A few SDR metrics your managers may want to track include:
- Number of records touched
- Touch frequency over time
- Records added to the database
Since team leads are tasked to help train and upskill inside sales reps, you’ll need to give them access to individual reps’ metrics. We highly recommend tracking your reps’ cold calling metrics to make sure they’re following best practices — such as if they’re following your sales call cadence or if they’re proactively reaching out to warm leads.
Some individual cold calling metrics we recommend tracking include:
- Connect rate
- SQL conversion rate
- Meeting completion rate
If you’re struggling with collecting meaningful metrics for your sales leadership team, then you might want to invest in a sophisticated CRM — such as Salesforce. CRM platforms generate reports for you automatically based on your filters and give you a daily snapshot of your team’s progress using dashboards. We’ve written a Beginner’s Guide to CRM to help you get started.
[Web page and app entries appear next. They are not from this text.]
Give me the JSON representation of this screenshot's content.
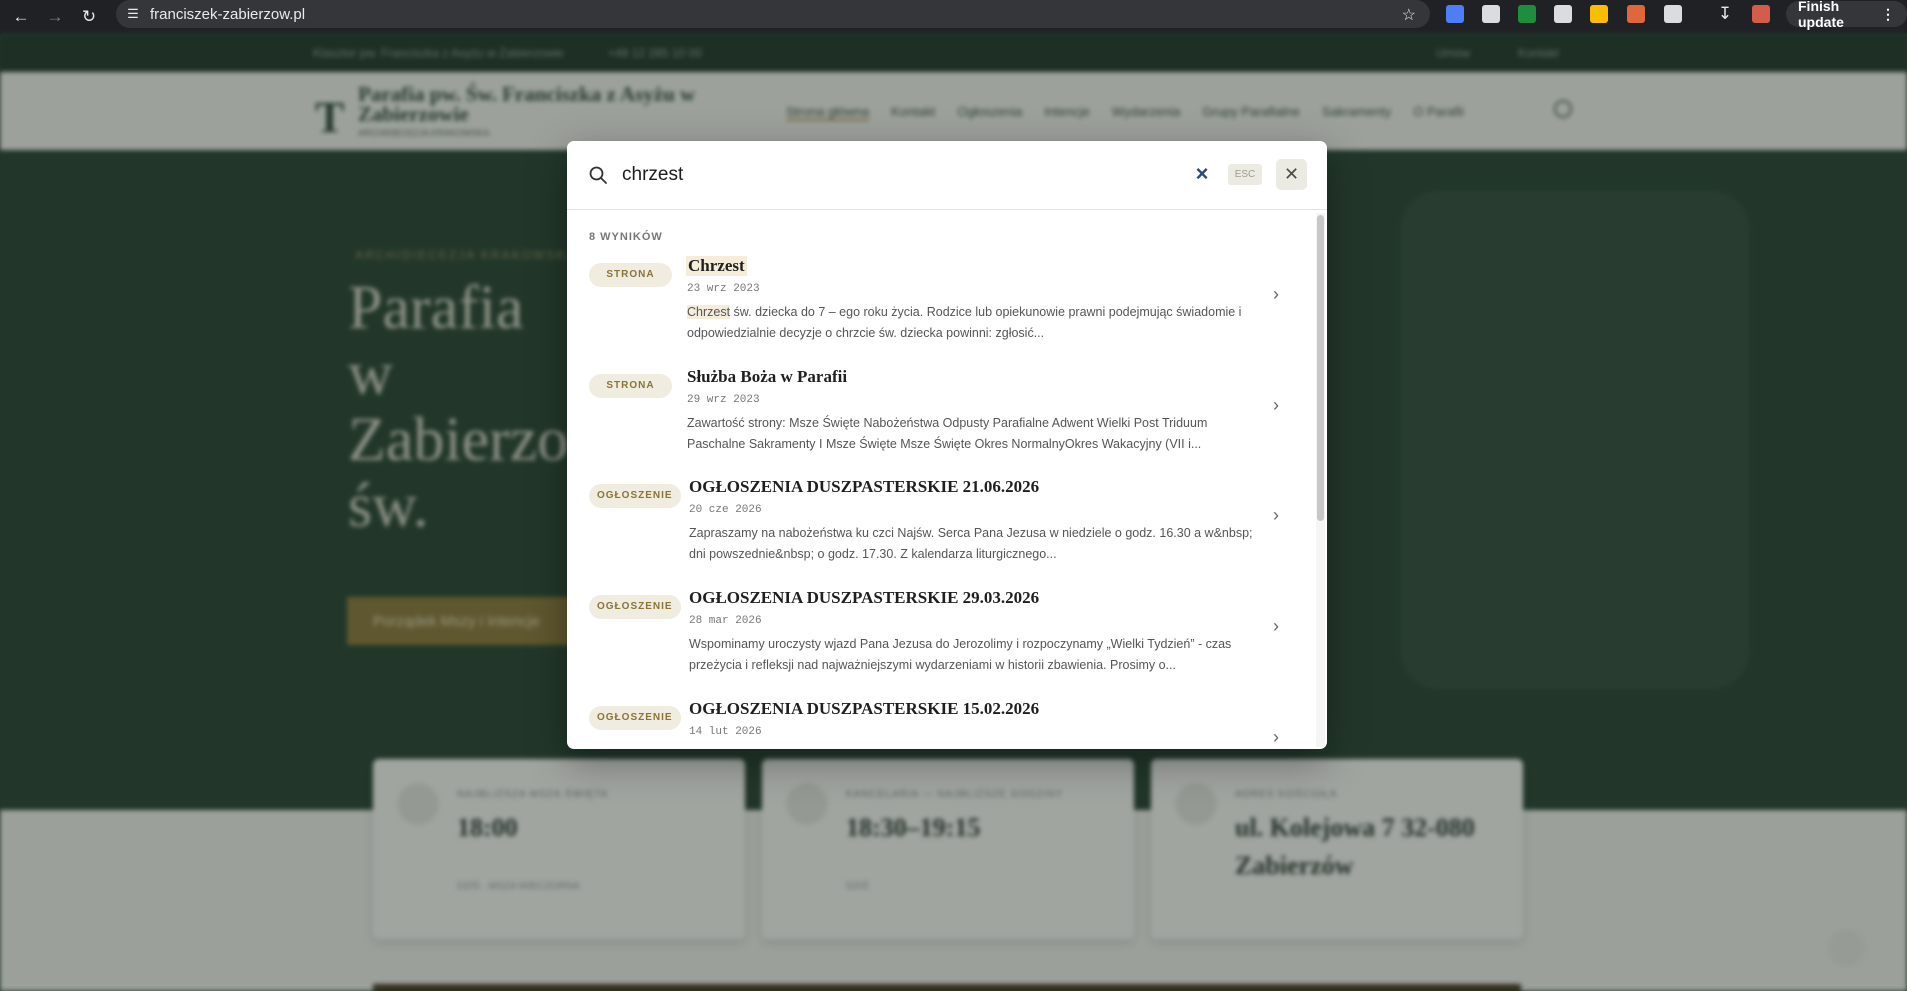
{
  "browser": {
    "url": "franciszek-zabierzow.pl",
    "finish_update_label": "Finish update",
    "extension_colors": [
      "#4f7cf7",
      "#dadce0",
      "#1e8e3e",
      "#dadce0",
      "#fbbc04",
      "#e0673c",
      "#dadce0"
    ]
  },
  "site": {
    "topbar_address": "Klasztor pw. Franciszka z Asyżu w Zabierzowie",
    "topbar_phone": "+48 12 285 10 00",
    "topbar_btn1": "Umów",
    "topbar_btn2": "Kontakt",
    "name": "Parafia pw. Św. Franciszka z Asyżu w Zabierzowie",
    "subtitle": "ARCHIDIECEZJA KRAKOWSKA",
    "menu": [
      "Strona główna",
      "Kontakt",
      "Ogłoszenia",
      "Intencje",
      "Wydarzenia",
      "Grupy Parafialne",
      "Sakramenty",
      "O Parafii"
    ],
    "hero_eyebrow": "ARCHIDIECEZJA KRAKOWSKA",
    "hero_title": "Parafia w Zabierzowie św. Franciszka z Asyżu",
    "hero_button": "Porządek Mszy i Intencje",
    "cards": [
      {
        "label": "NAJBLIŻSZA MSZA ŚWIĘTA",
        "value": "18:00",
        "small": "DZIŚ · MSZA WIECZORNA"
      },
      {
        "label": "KANCELARIA — NAJBLIŻSZE GODZINY",
        "value": "18:30–19:15",
        "small": "DZIŚ"
      },
      {
        "label": "ADRES KOŚCIOŁA",
        "value": "ul. Kolejowa 7 32-080 Zabierzów",
        "small": ""
      }
    ]
  },
  "search": {
    "query": "chrzest",
    "esc_label": "ESC",
    "results_count": "8 WYNIKÓW",
    "results": [
      {
        "type": "STRONA",
        "title": "Chrzest",
        "date": "23 wrz 2023",
        "excerpt_highlight": "Chrzest",
        "excerpt": " św. dziecka do 7 – ego roku życia. Rodzice lub opiekunowie prawni podejmując świadomie i odpowiedzialnie decyzje o chrzcie św. dziecka powinni: zgłosić..."
      },
      {
        "type": "STRONA",
        "title": "Służba Boża w Parafii",
        "date": "29 wrz 2023",
        "excerpt_highlight": "",
        "excerpt": "Zawartość strony: Msze Święte Nabożeństwa Odpusty Parafialne Adwent Wielki Post Triduum Paschalne Sakramenty I Msze Święte Msze Święte Okres NormalnyOkres Wakacyjny (VII i..."
      },
      {
        "type": "OGŁOSZENIE",
        "title": "OGŁOSZENIA DUSZPASTERSKIE  21.06.2026",
        "date": "20 cze 2026",
        "excerpt_highlight": "",
        "excerpt": "Zapraszamy na nabożeństwa ku czci Najśw. Serca Pana Jezusa w niedziele o godz. 16.30 a w&nbsp; dni powszednie&nbsp; o godz. 17.30. Z kalendarza liturgicznego..."
      },
      {
        "type": "OGŁOSZENIE",
        "title": "OGŁOSZENIA DUSZPASTERSKIE 29.03.2026",
        "date": "28 mar 2026",
        "excerpt_highlight": "",
        "excerpt": "Wspominamy uroczysty wjazd Pana Jezusa do Jerozolimy i rozpoczynamy „Wielki Tydzień” - czas przeżycia i refleksji nad najważniejszymi wydarzeniami w historii zbawienia. Prosimy o..."
      },
      {
        "type": "OGŁOSZENIE",
        "title": "OGŁOSZENIA DUSZPASTERSKIE 15.02.2026",
        "date": "14 lut 2026",
        "excerpt_highlight": "",
        "excerpt": ""
      }
    ]
  }
}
Collecting these metrics gives you a better understanding of how you can improve your sales team in the long run. By doing so, you’ll be able to scale effectively based on what’s been working for your sales team so far.
Exceed your inside sales manager goals to
Investing in your sales team starts with you: the sales leader. To make sure you’re successfully guiding your team, we recommend evaluating your sales team structure, sales enablement investments, and inside sales processes.
Remember: Your goal here is to make an effective and standardized process that’s easy to repeat within your sales team. If you’re looking to bypass all the trouble of finding the right salespeople and managers for your internal team, we recommend considering an outsourced team.
EBQ provides each client with an assigned Project Manager, Success Manager, and as many reps as you need. This gives you the flexibility to scale down the road while helping you hit the ground running. For more information, be sure to visit our outsourced sales development services page.